● **REQUIRED WORK**
Reduce the material below to its lines containing "link".

● **SUPPLIED DATA**
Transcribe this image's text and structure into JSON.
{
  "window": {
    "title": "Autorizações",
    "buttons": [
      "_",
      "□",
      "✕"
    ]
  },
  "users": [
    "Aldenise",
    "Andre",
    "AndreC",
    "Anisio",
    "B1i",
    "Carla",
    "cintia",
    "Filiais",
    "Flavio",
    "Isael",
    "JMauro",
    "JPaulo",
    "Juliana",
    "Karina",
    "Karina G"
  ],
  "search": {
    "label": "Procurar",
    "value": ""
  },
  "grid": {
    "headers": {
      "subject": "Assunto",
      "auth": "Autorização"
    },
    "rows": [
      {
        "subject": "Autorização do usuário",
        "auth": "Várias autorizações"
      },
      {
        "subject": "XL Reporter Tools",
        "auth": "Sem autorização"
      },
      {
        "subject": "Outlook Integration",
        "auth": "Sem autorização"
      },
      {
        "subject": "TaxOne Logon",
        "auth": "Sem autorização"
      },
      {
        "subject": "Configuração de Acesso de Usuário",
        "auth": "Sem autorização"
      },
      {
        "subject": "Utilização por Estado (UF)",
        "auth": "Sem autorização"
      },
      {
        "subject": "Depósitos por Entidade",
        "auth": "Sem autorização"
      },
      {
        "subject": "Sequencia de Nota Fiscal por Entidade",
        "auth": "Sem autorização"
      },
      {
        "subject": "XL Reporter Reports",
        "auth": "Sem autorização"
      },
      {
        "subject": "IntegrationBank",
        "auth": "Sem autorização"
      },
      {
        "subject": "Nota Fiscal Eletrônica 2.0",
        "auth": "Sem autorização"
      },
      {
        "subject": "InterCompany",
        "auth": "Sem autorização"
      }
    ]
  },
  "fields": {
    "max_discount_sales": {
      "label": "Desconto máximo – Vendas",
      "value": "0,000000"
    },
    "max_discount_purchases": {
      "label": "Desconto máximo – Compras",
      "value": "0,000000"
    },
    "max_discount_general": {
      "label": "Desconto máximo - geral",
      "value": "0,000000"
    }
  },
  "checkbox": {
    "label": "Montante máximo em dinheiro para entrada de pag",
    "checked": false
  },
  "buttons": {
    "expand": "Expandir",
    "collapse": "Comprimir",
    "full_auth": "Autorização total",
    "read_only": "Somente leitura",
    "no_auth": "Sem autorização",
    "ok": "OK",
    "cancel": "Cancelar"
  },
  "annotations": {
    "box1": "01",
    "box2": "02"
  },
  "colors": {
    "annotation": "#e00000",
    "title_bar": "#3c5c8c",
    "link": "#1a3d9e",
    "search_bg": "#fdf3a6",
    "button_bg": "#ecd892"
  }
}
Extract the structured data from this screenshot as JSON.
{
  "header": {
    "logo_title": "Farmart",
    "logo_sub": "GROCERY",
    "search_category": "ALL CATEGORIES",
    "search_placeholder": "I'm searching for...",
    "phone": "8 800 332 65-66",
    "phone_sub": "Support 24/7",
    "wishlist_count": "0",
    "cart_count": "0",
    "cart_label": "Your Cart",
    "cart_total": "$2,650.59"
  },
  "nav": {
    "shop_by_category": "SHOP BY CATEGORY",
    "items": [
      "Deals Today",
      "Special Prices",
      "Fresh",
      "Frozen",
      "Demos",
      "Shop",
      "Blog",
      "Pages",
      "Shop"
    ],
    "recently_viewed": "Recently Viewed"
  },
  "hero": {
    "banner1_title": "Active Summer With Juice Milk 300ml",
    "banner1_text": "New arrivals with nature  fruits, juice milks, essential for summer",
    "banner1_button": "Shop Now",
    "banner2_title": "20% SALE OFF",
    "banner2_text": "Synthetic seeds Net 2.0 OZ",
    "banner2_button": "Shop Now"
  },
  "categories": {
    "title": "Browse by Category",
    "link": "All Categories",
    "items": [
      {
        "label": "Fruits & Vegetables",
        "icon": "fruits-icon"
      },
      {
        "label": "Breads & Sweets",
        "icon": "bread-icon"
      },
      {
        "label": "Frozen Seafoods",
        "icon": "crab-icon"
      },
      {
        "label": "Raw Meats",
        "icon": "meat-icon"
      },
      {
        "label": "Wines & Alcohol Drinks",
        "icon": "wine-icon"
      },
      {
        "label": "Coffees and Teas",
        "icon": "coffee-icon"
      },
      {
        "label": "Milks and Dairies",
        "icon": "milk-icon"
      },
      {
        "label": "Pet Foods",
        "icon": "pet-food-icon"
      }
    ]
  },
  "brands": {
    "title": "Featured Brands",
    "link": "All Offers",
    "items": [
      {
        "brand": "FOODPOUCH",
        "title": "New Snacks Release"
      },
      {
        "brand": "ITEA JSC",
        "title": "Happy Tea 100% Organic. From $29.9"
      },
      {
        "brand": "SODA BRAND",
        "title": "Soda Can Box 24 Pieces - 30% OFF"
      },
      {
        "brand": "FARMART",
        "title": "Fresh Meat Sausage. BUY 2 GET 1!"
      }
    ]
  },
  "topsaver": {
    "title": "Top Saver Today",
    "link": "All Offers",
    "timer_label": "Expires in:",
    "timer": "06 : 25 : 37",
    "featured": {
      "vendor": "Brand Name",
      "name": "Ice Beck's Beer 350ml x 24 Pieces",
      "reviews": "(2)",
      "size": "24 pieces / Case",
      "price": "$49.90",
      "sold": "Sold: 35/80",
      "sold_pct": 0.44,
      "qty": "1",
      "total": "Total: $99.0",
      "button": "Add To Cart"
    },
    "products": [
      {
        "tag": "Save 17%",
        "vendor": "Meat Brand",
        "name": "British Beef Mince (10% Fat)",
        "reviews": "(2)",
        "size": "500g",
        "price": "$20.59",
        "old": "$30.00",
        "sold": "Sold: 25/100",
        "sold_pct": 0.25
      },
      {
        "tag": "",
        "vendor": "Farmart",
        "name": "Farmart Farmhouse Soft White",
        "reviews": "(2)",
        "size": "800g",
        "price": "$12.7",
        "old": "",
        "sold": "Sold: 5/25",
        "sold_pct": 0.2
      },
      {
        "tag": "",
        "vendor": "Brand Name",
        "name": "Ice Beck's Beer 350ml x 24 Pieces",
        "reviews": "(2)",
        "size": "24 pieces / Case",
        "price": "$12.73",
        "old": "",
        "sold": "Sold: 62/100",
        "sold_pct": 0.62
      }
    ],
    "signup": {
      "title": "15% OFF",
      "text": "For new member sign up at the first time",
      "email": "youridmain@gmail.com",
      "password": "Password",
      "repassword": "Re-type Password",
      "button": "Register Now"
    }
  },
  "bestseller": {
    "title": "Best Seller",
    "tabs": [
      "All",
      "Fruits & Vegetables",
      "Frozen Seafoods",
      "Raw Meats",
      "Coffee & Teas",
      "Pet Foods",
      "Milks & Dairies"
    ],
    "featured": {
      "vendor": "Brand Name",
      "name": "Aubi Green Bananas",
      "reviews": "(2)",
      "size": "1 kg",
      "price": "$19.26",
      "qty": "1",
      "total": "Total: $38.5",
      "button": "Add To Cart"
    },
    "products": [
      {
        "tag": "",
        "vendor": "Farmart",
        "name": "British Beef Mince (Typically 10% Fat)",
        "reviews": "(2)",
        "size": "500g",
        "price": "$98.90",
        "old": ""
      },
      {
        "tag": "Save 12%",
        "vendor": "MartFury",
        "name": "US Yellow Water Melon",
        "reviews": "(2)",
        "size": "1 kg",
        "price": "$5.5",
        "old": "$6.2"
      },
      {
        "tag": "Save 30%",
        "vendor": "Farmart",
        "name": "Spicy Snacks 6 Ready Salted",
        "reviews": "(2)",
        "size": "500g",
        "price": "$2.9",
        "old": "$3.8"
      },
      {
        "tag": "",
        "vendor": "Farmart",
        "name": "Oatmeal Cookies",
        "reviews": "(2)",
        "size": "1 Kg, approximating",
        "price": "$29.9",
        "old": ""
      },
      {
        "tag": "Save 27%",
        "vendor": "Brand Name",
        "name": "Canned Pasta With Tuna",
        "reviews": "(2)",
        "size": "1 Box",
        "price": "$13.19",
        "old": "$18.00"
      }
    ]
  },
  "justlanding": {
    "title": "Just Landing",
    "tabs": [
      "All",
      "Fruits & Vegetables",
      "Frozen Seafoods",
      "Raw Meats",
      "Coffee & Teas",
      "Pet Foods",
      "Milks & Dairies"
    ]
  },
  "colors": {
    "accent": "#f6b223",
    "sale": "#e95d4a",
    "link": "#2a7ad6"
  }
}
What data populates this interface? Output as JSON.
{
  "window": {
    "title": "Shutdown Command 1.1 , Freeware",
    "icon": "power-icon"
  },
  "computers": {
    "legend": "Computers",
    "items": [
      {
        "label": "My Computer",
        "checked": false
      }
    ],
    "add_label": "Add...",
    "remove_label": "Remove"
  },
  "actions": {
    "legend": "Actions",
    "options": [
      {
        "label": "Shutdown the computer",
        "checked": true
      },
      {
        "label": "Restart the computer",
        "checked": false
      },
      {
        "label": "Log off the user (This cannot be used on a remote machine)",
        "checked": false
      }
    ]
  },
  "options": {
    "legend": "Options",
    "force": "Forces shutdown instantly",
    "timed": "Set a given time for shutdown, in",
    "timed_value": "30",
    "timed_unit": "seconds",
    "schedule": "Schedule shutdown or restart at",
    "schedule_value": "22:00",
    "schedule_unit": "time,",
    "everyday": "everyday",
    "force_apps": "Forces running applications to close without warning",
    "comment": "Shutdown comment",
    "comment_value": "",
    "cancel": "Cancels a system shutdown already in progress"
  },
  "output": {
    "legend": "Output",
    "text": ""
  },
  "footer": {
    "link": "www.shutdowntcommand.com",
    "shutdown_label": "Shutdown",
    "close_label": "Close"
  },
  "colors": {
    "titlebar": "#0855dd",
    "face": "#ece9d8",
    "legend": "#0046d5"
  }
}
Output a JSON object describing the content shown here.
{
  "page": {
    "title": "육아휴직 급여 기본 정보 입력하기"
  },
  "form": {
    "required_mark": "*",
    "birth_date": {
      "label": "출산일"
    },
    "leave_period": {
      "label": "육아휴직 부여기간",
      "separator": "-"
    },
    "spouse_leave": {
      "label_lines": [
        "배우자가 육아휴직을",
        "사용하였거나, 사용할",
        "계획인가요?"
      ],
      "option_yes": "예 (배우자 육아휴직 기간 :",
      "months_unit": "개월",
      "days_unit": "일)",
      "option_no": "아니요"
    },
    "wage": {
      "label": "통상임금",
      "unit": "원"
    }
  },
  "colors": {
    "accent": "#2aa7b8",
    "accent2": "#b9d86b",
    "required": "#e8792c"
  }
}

● **SOLVED PROBLEM**
    "link": "#1a3d9e",
    "link": "All Categories",
    "link": "All Offers",
    "link": "All Offers",
    "link": "#2a7ad6"
    "link": "www.shutdowntcommand.com",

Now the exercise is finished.